Meg: Yeah, and just in the spirit of music. It really is too bad that there has to be any kind of hate for anything musical. It’s like hating the way a bird sings or something. That doesn’t mean you have to like everything, but it’s like, “Oh, that’s just not for me.” It doesn’t have to be this vitriol.
But I can understand — I know the classical world is trying to hold on to something, they’re trying to preserve something in this time where things are just evaporating, morphing. They’re really trying to hold on to something that references an earlier time. But I just think maybe they’re mistaken, then, as we all are about time — you just can’t hold time down, you can’t preserve anything or make anything stop. Time’s also not linear. We’re sampling Glenn Gould playing Bach, but in what time is, Bach is probably playing right now. [Laughs.] Like, who knows what’s going on? Bach is sampling us in some other dimension. [Laughs.]
Billy: I think they’re really trying to preserve what they see as a pure form of music. And the only argument I have to that — and I’ve had arguments with classical musicians about this — but the concert hall, or what used to be known as the concert hall, used to be a beacon of innovation. Why was it that Bach and Mozart and all these people were basically reinventing the wheel musically, and there were new instruments being introduced and new technology for how they actually built the concert halls, and then it just stopped, the innovation? As brash as it is to throw a hip hop beat and bassline and make a pop song out of an originally classical music piece, I think it’s more just evolution. How else are we going to bring Bach to the masses?
Meg: Well, I think Bach is with the masses because of the Beatles.

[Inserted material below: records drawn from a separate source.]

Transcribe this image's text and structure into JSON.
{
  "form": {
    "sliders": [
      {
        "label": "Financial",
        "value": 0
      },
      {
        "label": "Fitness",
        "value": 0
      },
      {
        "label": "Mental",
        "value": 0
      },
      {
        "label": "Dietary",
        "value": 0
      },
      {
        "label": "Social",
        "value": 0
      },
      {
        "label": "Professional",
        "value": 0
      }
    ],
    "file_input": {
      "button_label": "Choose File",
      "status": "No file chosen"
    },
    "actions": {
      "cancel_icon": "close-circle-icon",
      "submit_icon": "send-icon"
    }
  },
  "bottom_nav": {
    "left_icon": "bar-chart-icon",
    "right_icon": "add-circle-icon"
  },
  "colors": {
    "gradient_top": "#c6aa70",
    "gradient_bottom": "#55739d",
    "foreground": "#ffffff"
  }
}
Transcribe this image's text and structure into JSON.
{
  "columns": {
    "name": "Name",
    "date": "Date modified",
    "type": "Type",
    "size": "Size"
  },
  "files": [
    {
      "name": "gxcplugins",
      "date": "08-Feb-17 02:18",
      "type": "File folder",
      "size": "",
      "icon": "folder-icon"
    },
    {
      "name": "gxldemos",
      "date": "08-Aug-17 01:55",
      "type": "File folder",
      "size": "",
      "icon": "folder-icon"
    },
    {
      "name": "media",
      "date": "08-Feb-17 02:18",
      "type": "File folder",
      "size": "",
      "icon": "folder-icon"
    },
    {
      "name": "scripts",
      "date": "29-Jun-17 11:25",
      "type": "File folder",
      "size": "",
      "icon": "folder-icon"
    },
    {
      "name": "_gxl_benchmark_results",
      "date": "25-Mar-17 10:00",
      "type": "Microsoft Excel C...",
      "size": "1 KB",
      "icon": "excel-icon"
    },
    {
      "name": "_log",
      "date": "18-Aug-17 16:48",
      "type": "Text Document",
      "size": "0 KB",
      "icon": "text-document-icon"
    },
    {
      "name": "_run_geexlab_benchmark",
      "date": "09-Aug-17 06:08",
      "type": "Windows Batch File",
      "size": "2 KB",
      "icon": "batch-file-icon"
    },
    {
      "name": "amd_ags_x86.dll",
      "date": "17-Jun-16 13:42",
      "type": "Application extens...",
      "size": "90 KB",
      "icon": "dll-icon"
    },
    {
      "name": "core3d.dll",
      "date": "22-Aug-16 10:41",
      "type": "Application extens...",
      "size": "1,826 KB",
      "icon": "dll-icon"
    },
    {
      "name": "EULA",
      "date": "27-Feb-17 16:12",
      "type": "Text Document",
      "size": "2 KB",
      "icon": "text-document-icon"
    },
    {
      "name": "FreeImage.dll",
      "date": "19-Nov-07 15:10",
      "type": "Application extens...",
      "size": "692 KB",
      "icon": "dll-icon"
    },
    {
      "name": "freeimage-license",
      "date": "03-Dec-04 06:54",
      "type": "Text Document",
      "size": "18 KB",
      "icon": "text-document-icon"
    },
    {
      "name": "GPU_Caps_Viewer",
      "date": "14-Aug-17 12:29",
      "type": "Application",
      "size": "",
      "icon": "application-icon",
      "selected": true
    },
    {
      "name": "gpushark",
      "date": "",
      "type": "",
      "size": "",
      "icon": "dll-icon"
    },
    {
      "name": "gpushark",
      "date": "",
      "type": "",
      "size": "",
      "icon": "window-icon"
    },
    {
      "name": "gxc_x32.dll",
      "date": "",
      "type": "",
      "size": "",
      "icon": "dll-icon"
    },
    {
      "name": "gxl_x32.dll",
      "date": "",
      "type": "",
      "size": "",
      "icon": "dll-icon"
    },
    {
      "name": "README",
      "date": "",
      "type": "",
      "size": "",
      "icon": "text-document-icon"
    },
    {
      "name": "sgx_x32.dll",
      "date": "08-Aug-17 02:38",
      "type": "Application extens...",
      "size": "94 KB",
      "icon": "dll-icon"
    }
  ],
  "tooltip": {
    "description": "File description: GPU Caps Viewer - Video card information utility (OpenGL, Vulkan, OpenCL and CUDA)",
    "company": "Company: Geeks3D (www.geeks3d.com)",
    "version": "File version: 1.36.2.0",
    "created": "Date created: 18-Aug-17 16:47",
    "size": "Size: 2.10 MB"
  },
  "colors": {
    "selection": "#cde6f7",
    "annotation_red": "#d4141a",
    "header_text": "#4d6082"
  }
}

My husband and I have been watching all the Beatles onslaught of material — the eight hour doc and the Rick Rubin show and all that — and it’s like, they’re so Bach. I think Bach is pop. That’s what’s so weird about classical people getting upset about it in pop — it’s a pop song, basically. Because pop is just broad. It’s just like, if I played it for my mom, would she be like, “Yeah, this is good.” And that could be a whole range of songs, but your mom’s got to be like, “Yeah, it sounds good.”
(Photo Credit: left, Drew Reynolds)